EXERCISE DIRECTIONS ->
Taking the records below, count the lines in which "true" appears and supply only the count.

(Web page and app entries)
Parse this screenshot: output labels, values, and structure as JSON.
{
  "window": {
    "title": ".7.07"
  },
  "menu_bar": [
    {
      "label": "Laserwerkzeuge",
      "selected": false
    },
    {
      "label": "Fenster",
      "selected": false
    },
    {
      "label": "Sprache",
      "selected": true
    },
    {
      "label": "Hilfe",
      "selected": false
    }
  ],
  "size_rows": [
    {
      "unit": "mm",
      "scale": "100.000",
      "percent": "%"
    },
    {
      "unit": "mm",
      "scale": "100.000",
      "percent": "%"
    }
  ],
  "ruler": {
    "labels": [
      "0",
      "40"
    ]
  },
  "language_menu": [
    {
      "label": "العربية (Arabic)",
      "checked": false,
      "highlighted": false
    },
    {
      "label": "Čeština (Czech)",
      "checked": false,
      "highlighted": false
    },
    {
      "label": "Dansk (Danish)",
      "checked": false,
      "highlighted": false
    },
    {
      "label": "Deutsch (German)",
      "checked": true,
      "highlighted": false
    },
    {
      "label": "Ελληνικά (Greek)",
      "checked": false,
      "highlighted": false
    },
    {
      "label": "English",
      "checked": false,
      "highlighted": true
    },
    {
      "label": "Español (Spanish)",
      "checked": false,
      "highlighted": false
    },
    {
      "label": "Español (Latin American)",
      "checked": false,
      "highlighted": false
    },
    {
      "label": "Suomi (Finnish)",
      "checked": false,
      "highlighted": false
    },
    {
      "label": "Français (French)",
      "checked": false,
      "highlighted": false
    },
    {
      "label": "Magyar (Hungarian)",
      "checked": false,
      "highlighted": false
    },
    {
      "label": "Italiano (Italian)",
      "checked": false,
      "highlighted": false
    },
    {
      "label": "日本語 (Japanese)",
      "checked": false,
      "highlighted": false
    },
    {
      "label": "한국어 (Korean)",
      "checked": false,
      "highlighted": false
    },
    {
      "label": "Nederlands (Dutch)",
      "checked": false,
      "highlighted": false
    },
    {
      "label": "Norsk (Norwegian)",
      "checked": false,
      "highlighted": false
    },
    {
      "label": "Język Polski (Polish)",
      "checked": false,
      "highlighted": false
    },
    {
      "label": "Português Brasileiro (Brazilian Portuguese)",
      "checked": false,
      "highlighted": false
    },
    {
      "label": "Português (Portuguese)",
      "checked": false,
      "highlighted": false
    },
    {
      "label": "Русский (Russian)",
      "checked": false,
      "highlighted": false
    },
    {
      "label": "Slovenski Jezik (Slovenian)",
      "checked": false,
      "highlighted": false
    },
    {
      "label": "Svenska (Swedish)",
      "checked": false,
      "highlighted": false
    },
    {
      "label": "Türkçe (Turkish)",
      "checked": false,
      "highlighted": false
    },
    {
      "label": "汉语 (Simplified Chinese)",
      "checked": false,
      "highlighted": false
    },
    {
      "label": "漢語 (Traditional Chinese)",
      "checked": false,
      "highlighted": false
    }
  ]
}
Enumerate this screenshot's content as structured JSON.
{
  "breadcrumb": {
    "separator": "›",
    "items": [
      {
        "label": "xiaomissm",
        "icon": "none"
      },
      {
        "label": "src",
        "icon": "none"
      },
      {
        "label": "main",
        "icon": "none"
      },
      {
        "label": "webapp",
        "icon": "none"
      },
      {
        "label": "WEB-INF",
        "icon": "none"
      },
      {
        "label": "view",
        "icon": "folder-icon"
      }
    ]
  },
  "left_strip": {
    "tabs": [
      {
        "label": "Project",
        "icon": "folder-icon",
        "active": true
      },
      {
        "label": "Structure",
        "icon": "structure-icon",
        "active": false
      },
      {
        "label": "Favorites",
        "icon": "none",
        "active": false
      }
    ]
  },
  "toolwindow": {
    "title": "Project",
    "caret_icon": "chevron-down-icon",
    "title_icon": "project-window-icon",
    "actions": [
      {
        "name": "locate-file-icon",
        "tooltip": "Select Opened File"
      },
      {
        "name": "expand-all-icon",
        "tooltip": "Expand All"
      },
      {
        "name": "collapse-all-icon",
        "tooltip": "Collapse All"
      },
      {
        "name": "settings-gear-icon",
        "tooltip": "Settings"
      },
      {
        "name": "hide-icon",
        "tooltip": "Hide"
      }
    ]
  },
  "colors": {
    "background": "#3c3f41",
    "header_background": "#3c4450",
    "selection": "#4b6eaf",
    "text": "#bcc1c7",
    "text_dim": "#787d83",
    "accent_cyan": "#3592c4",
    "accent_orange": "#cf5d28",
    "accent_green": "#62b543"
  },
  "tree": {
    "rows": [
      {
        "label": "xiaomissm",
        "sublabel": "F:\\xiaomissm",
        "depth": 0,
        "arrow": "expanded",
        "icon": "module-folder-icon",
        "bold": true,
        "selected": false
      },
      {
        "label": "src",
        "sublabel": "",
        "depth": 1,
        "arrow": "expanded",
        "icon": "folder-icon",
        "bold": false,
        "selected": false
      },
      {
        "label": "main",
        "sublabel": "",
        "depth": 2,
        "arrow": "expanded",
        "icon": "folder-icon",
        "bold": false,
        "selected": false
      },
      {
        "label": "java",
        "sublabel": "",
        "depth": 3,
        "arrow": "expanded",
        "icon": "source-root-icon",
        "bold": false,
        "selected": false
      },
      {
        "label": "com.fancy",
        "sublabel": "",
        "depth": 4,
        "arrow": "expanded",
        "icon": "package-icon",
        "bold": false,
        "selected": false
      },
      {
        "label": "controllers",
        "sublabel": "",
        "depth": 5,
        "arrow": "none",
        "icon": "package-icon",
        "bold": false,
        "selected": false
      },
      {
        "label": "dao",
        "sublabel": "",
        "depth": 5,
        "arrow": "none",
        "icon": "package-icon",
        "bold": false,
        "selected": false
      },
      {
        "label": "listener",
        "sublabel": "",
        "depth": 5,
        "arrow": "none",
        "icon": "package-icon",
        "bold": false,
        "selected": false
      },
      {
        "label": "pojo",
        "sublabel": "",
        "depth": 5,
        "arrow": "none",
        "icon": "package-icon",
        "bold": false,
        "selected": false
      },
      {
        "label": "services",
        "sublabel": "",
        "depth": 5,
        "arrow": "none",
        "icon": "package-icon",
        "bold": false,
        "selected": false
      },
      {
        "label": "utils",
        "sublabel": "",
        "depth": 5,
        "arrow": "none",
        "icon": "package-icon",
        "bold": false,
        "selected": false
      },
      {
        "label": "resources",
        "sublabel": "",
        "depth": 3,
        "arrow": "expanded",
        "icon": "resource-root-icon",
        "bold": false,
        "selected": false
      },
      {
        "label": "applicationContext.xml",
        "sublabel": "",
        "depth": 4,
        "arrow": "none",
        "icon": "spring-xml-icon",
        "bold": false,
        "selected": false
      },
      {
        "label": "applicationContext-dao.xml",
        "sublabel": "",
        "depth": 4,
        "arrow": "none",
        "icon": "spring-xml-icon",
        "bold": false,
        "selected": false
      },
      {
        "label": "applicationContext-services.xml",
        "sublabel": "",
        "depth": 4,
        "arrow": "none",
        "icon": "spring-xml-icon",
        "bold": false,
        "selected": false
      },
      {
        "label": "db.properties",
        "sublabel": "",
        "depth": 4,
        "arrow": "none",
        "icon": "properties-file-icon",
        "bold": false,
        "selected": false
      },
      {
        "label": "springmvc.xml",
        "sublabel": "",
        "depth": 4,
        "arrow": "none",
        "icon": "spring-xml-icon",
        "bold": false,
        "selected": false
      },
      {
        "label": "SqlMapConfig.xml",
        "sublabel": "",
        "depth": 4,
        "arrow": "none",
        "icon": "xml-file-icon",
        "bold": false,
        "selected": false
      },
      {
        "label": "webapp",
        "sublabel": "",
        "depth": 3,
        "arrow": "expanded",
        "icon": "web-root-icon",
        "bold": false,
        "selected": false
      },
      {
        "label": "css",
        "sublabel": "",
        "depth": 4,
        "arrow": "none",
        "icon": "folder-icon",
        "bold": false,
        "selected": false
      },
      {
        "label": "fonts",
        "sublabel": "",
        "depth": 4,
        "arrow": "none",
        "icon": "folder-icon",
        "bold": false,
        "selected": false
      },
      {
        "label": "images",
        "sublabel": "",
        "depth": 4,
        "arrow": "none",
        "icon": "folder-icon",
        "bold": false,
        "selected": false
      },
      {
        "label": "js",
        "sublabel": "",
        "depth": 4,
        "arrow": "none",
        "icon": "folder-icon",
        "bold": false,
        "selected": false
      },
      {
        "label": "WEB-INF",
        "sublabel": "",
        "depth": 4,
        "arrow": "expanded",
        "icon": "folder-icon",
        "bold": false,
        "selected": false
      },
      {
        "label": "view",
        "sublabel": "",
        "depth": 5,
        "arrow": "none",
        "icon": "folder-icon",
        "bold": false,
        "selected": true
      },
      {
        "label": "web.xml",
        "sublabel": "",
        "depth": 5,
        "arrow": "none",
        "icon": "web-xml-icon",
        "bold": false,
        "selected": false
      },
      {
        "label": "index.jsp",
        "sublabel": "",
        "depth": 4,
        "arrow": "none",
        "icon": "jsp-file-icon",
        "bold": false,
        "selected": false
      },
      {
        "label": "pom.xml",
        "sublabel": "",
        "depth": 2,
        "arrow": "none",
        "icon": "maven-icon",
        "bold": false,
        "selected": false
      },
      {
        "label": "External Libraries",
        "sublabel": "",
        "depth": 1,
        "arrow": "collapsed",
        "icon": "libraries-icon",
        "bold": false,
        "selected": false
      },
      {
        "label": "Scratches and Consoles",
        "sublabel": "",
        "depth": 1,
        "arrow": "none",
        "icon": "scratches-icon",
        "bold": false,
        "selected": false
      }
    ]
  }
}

OUTPUT ->
6